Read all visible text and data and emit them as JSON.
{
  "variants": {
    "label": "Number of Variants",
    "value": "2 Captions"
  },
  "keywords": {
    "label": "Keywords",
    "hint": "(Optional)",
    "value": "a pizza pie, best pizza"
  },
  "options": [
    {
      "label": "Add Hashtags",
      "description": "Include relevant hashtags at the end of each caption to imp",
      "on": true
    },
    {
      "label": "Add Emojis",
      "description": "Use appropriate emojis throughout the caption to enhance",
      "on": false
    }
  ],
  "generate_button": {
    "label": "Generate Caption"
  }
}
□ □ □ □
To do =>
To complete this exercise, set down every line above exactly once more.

Problem solution =>
Read all visible text and data and emit them as JSON.
{
  "variants": {
    "label": "Number of Variants",
    "value": "2 Captions"
  },
  "keywords": {
    "label": "Keywords",
    "hint": "(Optional)",
    "value": "a pizza pie, best pizza"
  },
  "options": [
    {
      "label": "Add Hashtags",
      "description": "Include relevant hashtags at the end of each caption to imp",
      "on": true
    },
    {
      "label": "Add Emojis",
      "description": "Use appropriate emojis throughout the caption to enhance",
      "on": false
    }
  ],
  "generate_button": {
    "label": "Generate Caption"
  }
}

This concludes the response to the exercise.